Sir James Dyson is no Sir Richard Branson. You won’t see him disporting himself naked on Necker surrounded by scantily clad girls whether for the purpose of promoting his company or otherwise.
Britain’s most famous living inventor and entrepreneur is a serious man. At a remarkably youthful-looking 70 he just gets on with inventing, selling and ploughing his profits back into R&D, apprentice sponsorship and training engineers.
He is the one man in Britain that everyone can and should take an unqualified pride in.
Count out the disgruntled Guardian columnist Zoe Williams. For her, he is a defender of the rich to take a cheap shot at.
‘James Dyson is wrong – we don’t demonise the rich nearly enough’, said her Guardian opinion column headline last week.
The tumbrils began to rumble.
‘The problem with Britain’s money-makers is not so much the inequality or the basement conversions; it’s thinking they are qualified to speak about anything’, she opined – pointing the finger at a man who just happens to be qualified to speak about rather a lot more than she.
How many people do you employ, did her editors ask Williams? As many as Sir James? Some 3,500 in the UK and 5,000 more worldwide, like he does?
Of course they didn’t.
It’s no matter when what you are setting about is tarnishing a successful and moral capitalist. It’s no matter for a columnist whose problem is that she ‘can’t ever get past the appliances to see the mountain of money they have generated. But then [she] could never understand how the Tetra Pak tycoon could afford so much cocaine’.
It’s no matter for a journalist who can’t recognise a smear when she writes one. That is exactly what associating a blameless and moral entrepreneur with the troubled scion of another business fortune is – as well as contemptible and specious.
What exactly had Sir James Dyson done to deserve it?
As far as I remembered he hadn’t even mentioned ‘the rich’ in his interview with Andrew Marr last autumn, an interview in which he came across as beacon of enterprise, independence, clarity of thought and duty in our increasingly narcissistic and entitled world.

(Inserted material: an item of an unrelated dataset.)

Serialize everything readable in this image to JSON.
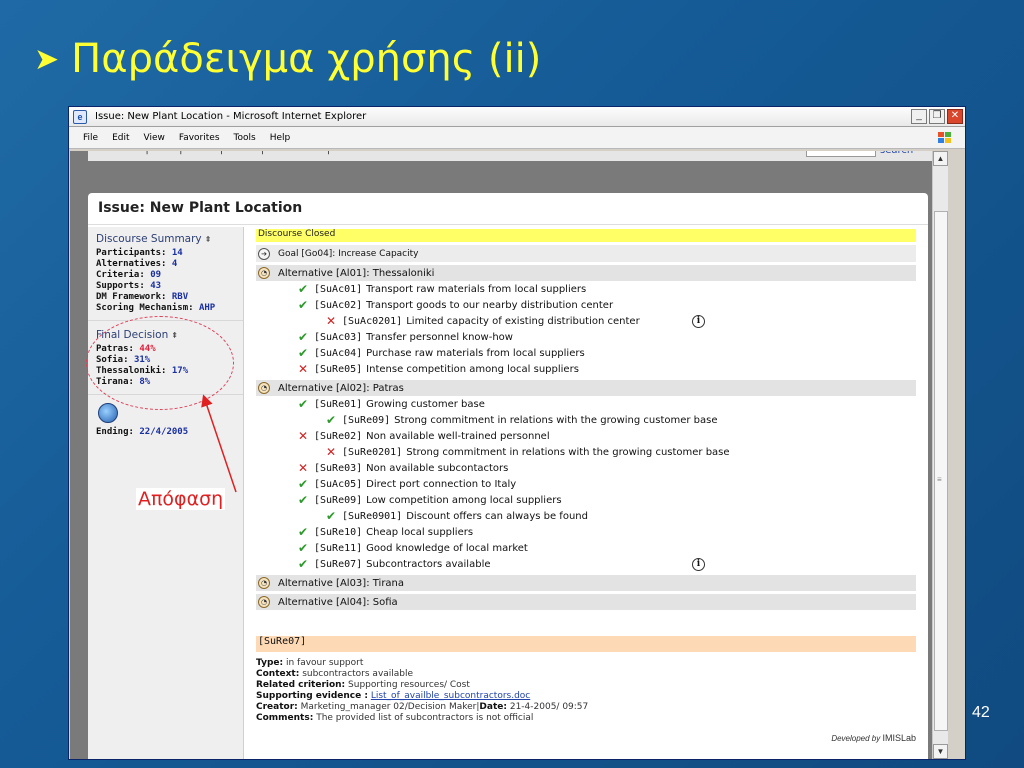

When I replayed it, all I could think was how totally unpleasant Williams was to have picked on him.
Of course disparaging the successful is nothing new. It’s what the Australians call the ‘British tall poppy syndrome’. Begrudgery, resentment and envy of success, there has to be a reason other than hard work or ability when someone does well. Running people down is one of the least admirable of British characteristics.
Under Mrs Thatcher it diminished. She rewarded and represented success and independence of spirit. But it was a short-lived revolution. The Left demonised Thatcher along with her get up and go, take no prisoners spirit. Under the Equality Act they have institutionalised grievance – from Les Ebdon’s equal access university diktats, to companies told how to employ on the basis of background, to being made to publish pay or enforce boardroom gender quotas, it goes on.
What the Leftist levellers can’t tolerate is an individual like Dyson amazingly doing his own thing, bucking the trend, and acting as a rare example to us all.
The more you read of Sir James Dyson the more you see what this remarkable, determined and quiet man can teach us.
Heaven help the Leftist ascendancy should children ever learn that his breakthrough appliance required more than 5,000 prototypes to develop, that persistence and hard work was the key.
Heaven forfend that a man who has invested £2.5billion into artificial intelligence, robotics and battery technology (all without any fanfare) whose open horizon vision is propelling his firm into pole position in ‘the fourth industrial revolution’, who perhaps more than any other individual can help to make post-Brexit Britain as innovative and fast- growing as the ‘tiger’ economies of Asia and who has planned an entire new university for engineers, should have anything to tell us.
That’s not to mention the Dyson School of Design Engineering at Imperial College London that he funded, or the Dyson Centre for Engineering Design at the University of Cambridge, where 1,200 young engineers are busy building prototypes, or the new Dyson Institute of Engineering and Technology that has picked its first 25 applied-engineering undergraduates from 650 eager applicants.
This is the man Zoe Williams thinks should be shut up. Which brings me back to her excuse to discredit him in the first place.
At the end of an extremely long article, ‘Hunting the UK’s first trillion dollar company’, in the Telegraph’s technology section, Dyson is reported as saying he feels at a critical disadvantage to his rivals across the Atlantic.
‘Unlike America, where wealth is championed, Britain frowns on successful entrepreneurs and private companies’, and is a nation where ‘making money is rather demonised’; where ‘the government tries to extract as much as it can out of companies, requiring more and more red tape and making it less and less attractive for entrepreneurs to start businesses’.
This must be what Zoe Williams blatantly misquoted, which allowed her to present Britain’s leading entrepreneur and business and technology philanthropist as a defender of an idle or corrupt rich.
Her Guardian editors should be ashamed to have allowed such a transparent exercise in traducing and demonising a man’s success.